    Edit: (for PPCs) trust me the selected startup drive is part of the boot sequence even before the keyboard is checked to start from CD, if the file system gets really bad on the startup disk it can lock the machine up. Only way around this quickly on a tower is pull the bad startup drive, select new boot drive, and then the machine won't crash on reboot and you can actually put the bad drive back in to work on it.
     
  8. nyutnyut thread starter macrumors member

    Joined:
    May 22, 2008
    #8
    thanks, i would only want to use the old drive to pull stuff off of.
     
  9. nyutnyut thread starter macrumors member

    Joined:
    May 22, 2008
    #9
    if my old harddrive is still working, is there a way to recreate it with all the preferences on the new startup disk drive?

    would i have to use something like carbon copy cloner, or can i just copy certain library and preference files for my email and web bookmarks?
     
  10. disconap macrumors 68000

    disconap

    Joined:
    Oct 29, 2005
    Location:
    Portland, OR
    #10
    If the file structure is bad DO NOT USE CARBON COPY CLONER. It clones drives on a block by block basis (I have it running right now, actually), and it will copy the structure problem to the new drive. If it's a mechanical problem to begin with, then you should be able to fix the structure with Disk Warrior, but still, why create more problems?

    I suggest doing a clean OSX install on a new drive, then choose to shut down when it says it will restart (do a hard restart if you need, hold down the power button until you hear the drive spin down/roughly 5-10 seconds), reconnect the drive (no need to pull it entirely, just disconnect the SATA and power cables before you start the install and reconnect them at this stage) before booting into the new drive, and during the registration pages just import your account from the old drive. Provided there is no corruption at the user folder level, you should be able to get all your settings and apps and everything onto the new drive without a problem.

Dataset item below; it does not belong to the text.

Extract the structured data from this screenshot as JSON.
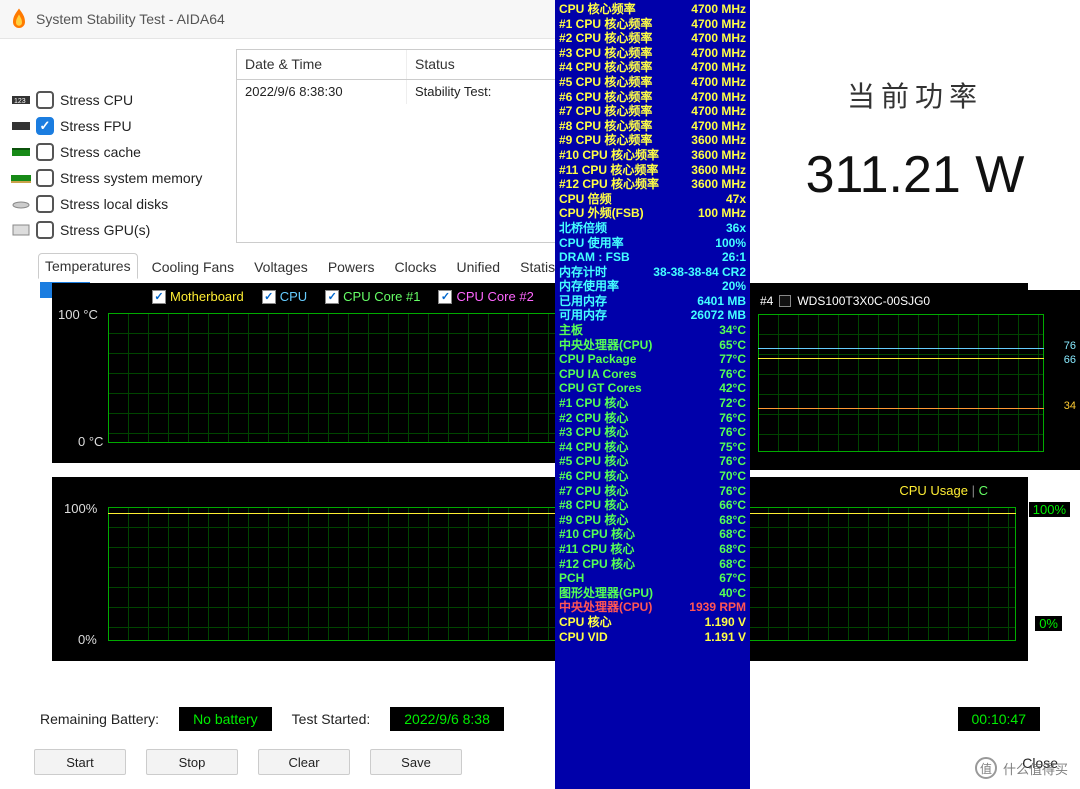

Then just run disk utility, repair disk permissions, and you're ready to start running software update (ALWAYS run disk utility after each update; run software update, restart, run disk utility, repeat, until you're done). I did that earlier today on a G4, only took about half an hour.

    Good luck!

    EDIT: just saw your last post. Follow the instructions above and you should get exactly what you're asking for. But as another user said, back up your essential files ASAP, burn them to DVD or copy to an external drive or something, you don't want to lose anything irreplaceable. It would suck to lose your itunes library or web browsing settings, but not nearly as much as your financial records or family photos and the like...
     
  11. nyutnyut thread starter macrumors member

    Joined:
    May 22, 2008
    #11
    so i tried to rebuild everything and have everythign copied over when i reinstalled the OS on the new harddrive and relaunched. it didn't work. none of my settings are the same.

    is there any way to do this manually?
     
  12. disconap macrumors 68000

    disconap

    Joined:
    Oct 29, 2005
    Location:
    Portland, OR
    #12
    I'm sure there is, but I only know of Carbon Copy Cloner, which is a bad idea if your tree structure is invalid. You could always try it, though...
     
  13. matt321 macrumors member

    Joined:
    Oct 27, 2007
    #13
    What settings aren't the same? Is all the data still there?

    I was going to say use Migration Assistant, so that it will copy of the .plist files for you. You can manually copy over .plist files but that is very risky and could have caused the problem in the first place. They are located in <user folder>/Library/Preferences
     

Share This Page